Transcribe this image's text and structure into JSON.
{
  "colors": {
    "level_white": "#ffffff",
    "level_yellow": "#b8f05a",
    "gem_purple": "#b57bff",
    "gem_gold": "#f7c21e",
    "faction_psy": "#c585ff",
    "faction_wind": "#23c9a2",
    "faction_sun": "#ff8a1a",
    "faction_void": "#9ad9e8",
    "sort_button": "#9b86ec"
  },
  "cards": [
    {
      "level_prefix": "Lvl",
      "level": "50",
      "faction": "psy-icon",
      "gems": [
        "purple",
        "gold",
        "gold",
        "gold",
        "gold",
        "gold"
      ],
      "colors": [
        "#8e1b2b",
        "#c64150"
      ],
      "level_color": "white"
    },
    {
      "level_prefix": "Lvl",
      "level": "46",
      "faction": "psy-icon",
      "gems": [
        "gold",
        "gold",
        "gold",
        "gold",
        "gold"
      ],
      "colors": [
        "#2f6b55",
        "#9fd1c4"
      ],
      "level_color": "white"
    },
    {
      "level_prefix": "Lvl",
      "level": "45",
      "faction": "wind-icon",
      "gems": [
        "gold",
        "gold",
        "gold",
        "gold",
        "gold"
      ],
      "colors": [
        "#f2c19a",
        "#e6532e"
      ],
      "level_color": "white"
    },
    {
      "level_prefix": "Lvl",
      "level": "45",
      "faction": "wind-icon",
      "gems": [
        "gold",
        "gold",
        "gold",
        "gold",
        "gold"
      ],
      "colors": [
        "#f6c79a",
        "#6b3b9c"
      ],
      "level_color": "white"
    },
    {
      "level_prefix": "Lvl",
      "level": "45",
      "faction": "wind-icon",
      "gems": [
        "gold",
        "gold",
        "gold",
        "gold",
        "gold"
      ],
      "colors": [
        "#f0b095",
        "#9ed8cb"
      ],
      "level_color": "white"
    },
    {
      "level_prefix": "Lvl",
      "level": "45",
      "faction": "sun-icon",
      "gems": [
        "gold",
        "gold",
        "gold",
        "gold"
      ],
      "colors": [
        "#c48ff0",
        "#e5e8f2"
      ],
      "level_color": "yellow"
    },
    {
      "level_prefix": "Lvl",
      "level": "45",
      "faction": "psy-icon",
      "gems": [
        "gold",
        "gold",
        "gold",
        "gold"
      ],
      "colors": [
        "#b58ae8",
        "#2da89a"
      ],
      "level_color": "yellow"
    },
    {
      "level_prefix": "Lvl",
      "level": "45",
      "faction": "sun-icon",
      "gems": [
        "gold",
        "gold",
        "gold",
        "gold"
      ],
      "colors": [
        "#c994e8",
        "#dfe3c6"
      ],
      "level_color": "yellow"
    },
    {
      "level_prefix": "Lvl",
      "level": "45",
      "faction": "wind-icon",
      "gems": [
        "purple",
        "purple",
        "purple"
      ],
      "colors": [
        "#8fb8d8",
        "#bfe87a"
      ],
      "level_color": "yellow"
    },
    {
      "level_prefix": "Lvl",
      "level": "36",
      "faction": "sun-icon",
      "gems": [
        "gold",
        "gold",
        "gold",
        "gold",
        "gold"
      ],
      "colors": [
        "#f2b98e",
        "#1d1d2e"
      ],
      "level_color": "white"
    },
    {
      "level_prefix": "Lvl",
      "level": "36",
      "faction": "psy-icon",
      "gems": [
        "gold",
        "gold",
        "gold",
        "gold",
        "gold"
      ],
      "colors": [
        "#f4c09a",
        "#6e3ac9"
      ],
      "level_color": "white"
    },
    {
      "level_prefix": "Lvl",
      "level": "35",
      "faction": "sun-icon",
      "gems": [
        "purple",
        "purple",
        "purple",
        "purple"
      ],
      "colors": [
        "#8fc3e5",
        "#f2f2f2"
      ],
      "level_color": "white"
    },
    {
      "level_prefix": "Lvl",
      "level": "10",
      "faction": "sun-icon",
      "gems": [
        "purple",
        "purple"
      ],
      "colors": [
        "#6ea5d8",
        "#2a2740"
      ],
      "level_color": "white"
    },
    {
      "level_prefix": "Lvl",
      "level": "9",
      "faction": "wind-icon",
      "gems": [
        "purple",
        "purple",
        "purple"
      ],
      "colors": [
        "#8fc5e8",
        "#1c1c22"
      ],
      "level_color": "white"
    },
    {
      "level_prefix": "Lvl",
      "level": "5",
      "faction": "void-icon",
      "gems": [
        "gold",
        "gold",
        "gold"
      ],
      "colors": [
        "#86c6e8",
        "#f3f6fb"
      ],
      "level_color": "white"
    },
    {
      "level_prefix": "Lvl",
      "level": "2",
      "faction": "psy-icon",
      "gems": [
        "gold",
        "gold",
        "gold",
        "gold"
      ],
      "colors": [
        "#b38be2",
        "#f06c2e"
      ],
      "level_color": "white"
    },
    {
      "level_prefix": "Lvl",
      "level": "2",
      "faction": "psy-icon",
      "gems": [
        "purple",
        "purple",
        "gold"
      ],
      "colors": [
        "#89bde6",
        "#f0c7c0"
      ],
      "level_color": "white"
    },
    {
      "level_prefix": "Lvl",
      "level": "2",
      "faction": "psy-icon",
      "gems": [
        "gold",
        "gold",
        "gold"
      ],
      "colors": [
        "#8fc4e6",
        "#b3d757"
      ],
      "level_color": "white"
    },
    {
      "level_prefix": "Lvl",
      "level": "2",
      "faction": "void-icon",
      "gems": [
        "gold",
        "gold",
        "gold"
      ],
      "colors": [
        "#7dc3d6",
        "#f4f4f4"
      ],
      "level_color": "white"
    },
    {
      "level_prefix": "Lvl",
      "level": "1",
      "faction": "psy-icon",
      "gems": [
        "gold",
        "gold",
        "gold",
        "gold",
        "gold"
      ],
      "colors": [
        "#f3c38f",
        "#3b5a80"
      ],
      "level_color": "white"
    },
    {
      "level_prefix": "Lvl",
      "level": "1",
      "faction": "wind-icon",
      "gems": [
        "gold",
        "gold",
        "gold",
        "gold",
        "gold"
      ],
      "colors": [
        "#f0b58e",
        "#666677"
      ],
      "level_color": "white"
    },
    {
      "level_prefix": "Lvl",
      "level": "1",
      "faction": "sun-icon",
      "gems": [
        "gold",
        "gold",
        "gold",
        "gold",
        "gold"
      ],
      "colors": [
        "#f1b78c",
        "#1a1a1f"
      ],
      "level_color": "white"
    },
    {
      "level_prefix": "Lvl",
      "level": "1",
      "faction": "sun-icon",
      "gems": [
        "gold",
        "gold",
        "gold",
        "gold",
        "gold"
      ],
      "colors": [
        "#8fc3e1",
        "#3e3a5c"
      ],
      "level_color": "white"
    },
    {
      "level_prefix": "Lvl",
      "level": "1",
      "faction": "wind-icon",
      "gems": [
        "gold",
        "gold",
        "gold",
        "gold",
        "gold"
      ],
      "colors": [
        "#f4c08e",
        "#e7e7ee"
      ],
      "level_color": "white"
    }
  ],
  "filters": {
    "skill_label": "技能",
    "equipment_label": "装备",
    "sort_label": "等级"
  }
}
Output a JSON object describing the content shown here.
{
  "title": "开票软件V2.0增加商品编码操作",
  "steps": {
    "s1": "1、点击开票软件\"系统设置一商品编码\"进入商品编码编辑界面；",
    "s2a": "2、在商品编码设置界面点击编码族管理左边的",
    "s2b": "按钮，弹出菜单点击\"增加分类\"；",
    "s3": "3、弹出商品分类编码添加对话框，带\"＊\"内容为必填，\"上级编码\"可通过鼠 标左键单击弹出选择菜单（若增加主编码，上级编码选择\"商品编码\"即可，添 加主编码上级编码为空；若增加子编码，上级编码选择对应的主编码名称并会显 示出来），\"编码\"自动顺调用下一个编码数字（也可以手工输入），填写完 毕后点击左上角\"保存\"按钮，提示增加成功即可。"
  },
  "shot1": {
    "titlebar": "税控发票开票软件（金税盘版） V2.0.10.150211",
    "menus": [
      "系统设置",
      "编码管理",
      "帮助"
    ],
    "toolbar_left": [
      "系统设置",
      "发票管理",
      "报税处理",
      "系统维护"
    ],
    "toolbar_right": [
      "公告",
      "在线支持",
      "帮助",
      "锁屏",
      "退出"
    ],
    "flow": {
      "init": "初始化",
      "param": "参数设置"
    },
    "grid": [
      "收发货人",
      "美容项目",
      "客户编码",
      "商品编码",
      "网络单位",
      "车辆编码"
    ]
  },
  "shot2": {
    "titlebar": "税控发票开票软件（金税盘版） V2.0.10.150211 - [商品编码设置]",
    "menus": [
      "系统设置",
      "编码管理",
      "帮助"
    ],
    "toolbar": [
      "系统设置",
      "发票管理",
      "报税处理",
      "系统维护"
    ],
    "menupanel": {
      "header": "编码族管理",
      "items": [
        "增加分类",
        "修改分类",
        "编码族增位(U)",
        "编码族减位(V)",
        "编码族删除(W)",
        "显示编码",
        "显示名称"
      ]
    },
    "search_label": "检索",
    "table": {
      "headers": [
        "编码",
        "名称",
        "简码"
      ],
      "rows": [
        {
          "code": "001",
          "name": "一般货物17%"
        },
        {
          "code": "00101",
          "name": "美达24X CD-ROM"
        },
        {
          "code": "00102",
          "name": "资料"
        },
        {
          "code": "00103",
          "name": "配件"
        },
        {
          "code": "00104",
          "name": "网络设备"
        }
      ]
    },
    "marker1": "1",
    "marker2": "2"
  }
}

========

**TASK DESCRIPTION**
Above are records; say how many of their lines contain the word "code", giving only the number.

**REPLY TO THE EXERCISE**
5